By Geoff Percival
State-backed drug development investment firm Malin has scrapped plans to seek a secondary stock market listing in London.
Updating analysts on its strategy, during a capital markets day in London yesterday, Malin’s management team — led by executive chairman Ian Curley and chief financial officer Darragh Lyons — said it expects to realise significant investment returns on its four main investee firms, two of which are closing in on full commercialisation status, within the next two years.
They said that an element of that investment profit will be returned to shareholders and the rest will be used for new investments. Malin is keen to invest in further drug development firms in the oncology and genetic disease treatment areas.
The company currently has investments in 18 drug research firms and it will continue to invest — on a lower level — in its 14 less-developed interests.

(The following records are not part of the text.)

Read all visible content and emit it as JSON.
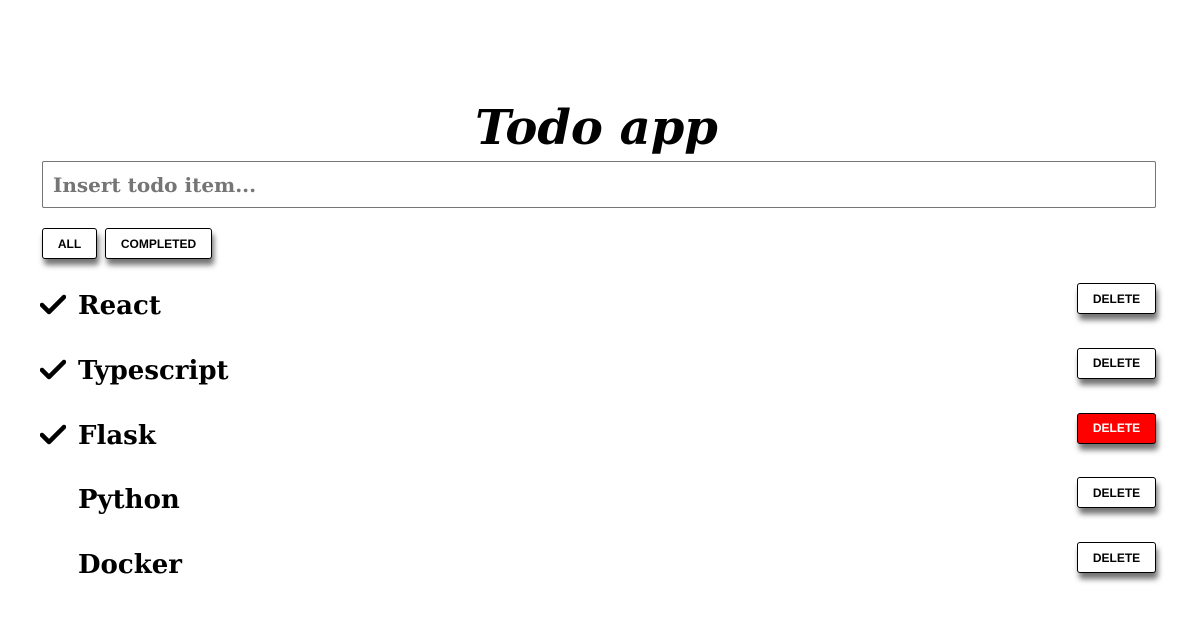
{
  "app": {
    "title": "Todo app"
  },
  "input": {
    "placeholder": "Insert todo item...",
    "value": ""
  },
  "filters": {
    "all_label": "ALL",
    "completed_label": "COMPLETED"
  },
  "todos": [
    {
      "text": "React",
      "completed": true,
      "delete_label": "DELETE"
    },
    {
      "text": "Typescript",
      "completed": true,
      "delete_label": "DELETE"
    },
    {
      "text": "Flask",
      "completed": true,
      "delete_label": "DELETE"
    },
    {
      "text": "Python",
      "completed": false,
      "delete_label": "DELETE"
    },
    {
      "text": "Docker",
      "completed": false,
      "delete_label": "DELETE"
    }
  ],
  "icons": {
    "completed_marker": "check-icon"
  },
  "colors": {
    "delete_hover": "#ff0000",
    "delete_hover_text": "#ffffff"
  }
}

Malin is partly owned by the Ireland Strategic Investment Fund and UK-based fund manager Woodford Investment Managers, with less than 40% of its shares held by retail investors.
Malin significantly overhauled its board during the summer and former chief executive Adrian Howd left last month.

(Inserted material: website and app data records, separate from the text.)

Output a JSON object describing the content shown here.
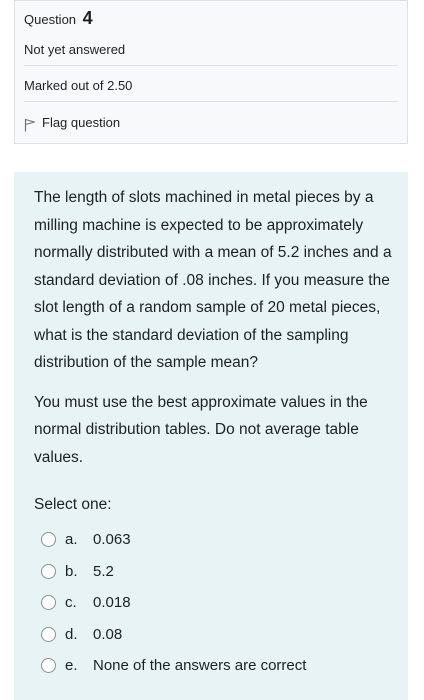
{
  "info": {
    "question_label": "Question",
    "question_number": "4",
    "state": "Not yet answered",
    "grade": "Marked out of 2.50",
    "flag_label": "Flag question",
    "flag_icon": "flag-icon"
  },
  "question": {
    "text": "The length of slots machined in metal pieces by a milling machine is expected to be approximately normally distributed with a mean of 5.2 inches and a standard deviation of .08 inches. If you measure the slot length of a random sample of 20 metal pieces, what is the standard deviation of the sampling distribution of the sample mean?",
    "instruction": "You must use the best approximate values in the normal distribution tables. Do not average table values.",
    "prompt": "Select one:",
    "options": [
      {
        "letter": "a.",
        "text": "0.063"
      },
      {
        "letter": "b.",
        "text": "5.2"
      },
      {
        "letter": "c.",
        "text": "0.018"
      },
      {
        "letter": "d.",
        "text": "0.08"
      },
      {
        "letter": "e.",
        "text": "None of the answers are correct"
      }
    ]
  },
  "colors": {
    "info_background": "#f8f9fa",
    "formulation_background": "#e7f3f5",
    "text": "#1d2125",
    "border": "#dee2e6"
  }
}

Mr Curley, the former finance director of paper and packaging group Smurfit Kappa and a previous CEO of glass and metal packaging group Ardagh, was drafted in as part of that management reshuffle.
He said Malin’s management structure will be remodelled and led by a new investment team, headed up by a chief investment officer who will be recruited within the next year.
Back in March, Malin’s previous management said it was looking to take a second share listing — with the London Stock Exchange the preferred location — in a bid to widen its investor base.
However, yesterday Mr Lyons said the company’s existing listing in Dublin will suffice and that no secondary listing is currently being considered.
“Malin is sharpening its strategic focus. It has simplified its strategy to focus on four priority assets that hold considerable upside, and the leaner structure provides a longer operational runway,” said Davy’s Andrew Young.